Matt discussed when he started blogging, before he created WordPress, Automattic, and Akismet. There were a number of blogging applications at the time, and he thought the platforms were already old. He started blogging, but was tired of the software. WordPress was rough in the beginning, and he took other open source software and then built upon it. WordPress is now 5 years old, and there have been 7.226,049 downloads thus far.
He has learned, in that time, what bloggers want. He believes bloggers want:
- Expression – the fact that people could change there themes and designs any day and time. The themes allowed people to make their online presence their own. Spammers are digital terrorists. When he discussed Facebook, he talked about how people use the Inbox and photos most.
- Public – that people share with people. The most successful platforms are those that publish publicly. Sometimes permission systems inhibit growth. Privacy is important, but things that increase interaction and make it easy to follow and connect can have a
- Validation – people check their stats
- Form Dictates Writing – he spoke about the Prologue theme and Tumblr, which make it easy for people to interact and add information.
Matt then talked about some of his exhortations:
- Exhortation #1 – We need to remove the Friction. We need Invisible Software, such as to be able to easily upgrade the software. There is an enormous amount of content that is being created, and it will increase. We need to be able to filter things and make things more relevant.
- Exhortation #2 – We have to respect people’s time – if you are doing this, you are creating a lot of value. Adds can be overwhelming, and advertising and our models around here need to evolve.
- Exhortation #3 – Kill the Megabrands. Look at how television evolved from the three original main channels. Our websites need to evolve just as Proctor and Gamble have evolved their brands (Tide, Head and Shoulders, etc.). The are successful and then they develop more. Danah Boyd did a great post about this.
The Achilles Heel of Web 2.0 is bad actors. People are moving away from email due to spam. Even Facebook is filled with spam, by having all the additional applications.

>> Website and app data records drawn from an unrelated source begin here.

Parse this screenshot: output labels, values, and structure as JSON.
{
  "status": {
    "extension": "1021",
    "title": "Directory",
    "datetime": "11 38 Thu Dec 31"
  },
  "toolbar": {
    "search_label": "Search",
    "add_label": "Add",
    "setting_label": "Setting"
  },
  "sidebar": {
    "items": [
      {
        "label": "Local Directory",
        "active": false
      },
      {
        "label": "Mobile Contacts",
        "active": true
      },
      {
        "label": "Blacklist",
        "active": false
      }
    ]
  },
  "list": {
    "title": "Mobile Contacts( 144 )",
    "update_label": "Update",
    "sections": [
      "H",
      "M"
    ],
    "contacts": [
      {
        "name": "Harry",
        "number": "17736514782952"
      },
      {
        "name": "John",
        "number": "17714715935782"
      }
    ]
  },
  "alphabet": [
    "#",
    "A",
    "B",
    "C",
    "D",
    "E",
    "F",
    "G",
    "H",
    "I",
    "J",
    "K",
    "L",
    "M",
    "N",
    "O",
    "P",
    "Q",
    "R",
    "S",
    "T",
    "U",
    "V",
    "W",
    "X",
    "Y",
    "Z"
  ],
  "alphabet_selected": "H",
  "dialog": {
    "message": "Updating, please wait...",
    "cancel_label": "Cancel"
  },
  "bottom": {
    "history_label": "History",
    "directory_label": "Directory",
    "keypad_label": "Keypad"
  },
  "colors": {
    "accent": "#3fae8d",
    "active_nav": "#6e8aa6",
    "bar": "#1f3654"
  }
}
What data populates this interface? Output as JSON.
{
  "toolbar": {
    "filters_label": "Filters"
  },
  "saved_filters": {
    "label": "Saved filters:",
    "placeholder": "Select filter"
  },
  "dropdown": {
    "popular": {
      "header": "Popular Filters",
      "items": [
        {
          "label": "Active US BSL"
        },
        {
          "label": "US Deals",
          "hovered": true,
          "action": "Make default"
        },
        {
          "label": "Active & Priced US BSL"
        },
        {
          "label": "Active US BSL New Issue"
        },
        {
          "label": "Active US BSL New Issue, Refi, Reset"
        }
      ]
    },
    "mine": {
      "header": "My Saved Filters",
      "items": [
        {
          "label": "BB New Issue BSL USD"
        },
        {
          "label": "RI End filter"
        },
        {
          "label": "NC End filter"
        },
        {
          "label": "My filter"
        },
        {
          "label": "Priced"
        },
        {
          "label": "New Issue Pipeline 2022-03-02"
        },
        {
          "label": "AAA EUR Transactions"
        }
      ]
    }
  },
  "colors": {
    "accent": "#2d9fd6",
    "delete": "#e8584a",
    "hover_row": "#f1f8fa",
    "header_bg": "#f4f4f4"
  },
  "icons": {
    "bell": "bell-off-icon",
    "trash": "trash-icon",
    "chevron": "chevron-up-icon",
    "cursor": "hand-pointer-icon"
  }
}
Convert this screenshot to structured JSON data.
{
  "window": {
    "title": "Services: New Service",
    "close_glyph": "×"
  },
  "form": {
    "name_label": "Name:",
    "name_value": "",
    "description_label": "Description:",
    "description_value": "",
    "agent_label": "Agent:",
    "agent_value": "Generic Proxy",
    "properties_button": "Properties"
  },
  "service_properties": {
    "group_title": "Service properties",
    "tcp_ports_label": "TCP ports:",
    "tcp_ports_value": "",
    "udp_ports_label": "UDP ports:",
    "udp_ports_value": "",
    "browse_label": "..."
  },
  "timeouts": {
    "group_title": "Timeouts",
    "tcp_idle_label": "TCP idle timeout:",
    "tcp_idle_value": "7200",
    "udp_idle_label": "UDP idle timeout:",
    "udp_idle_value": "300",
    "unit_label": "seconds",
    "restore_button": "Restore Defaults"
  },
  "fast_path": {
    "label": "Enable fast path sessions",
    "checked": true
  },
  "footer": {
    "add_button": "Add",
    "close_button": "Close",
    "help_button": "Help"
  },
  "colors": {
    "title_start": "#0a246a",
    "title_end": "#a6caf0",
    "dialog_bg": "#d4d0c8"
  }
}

First generation social networks is all about making connections. In the Web 2.0 world, people congregate around Social Objects. Example, around photos, slides, videos, links, etc. People gather around common things. But then, once sites get popular, then people want to filter it and only get their own resources.
Open Source. Matt reviewed his previous blog posts, and in the long term things become noise as his tastes change. There are a number of freedoms in the open source movement. There are four freedoms, and I took a photo of them and will upload to Flickr and leave a link in the comment to this post when I have it uploaded.
As liveblogging allows me to write about what I am thinking about things, I am thinking about a comment somebody made yesterday where somebody talked about spoke about updating their liveblog posts by adding comments to their own post. It adds to comments as well as allows the information to still be done with time stamps.
The freedoms in an open source architecture allow us the right to make things different. The transparency and power of open source of some of the online systems would be powerful if added to politics and the political process.
Matt took some questions, and spoke more about the value of the freedom of open source, and then how that would be useful for government.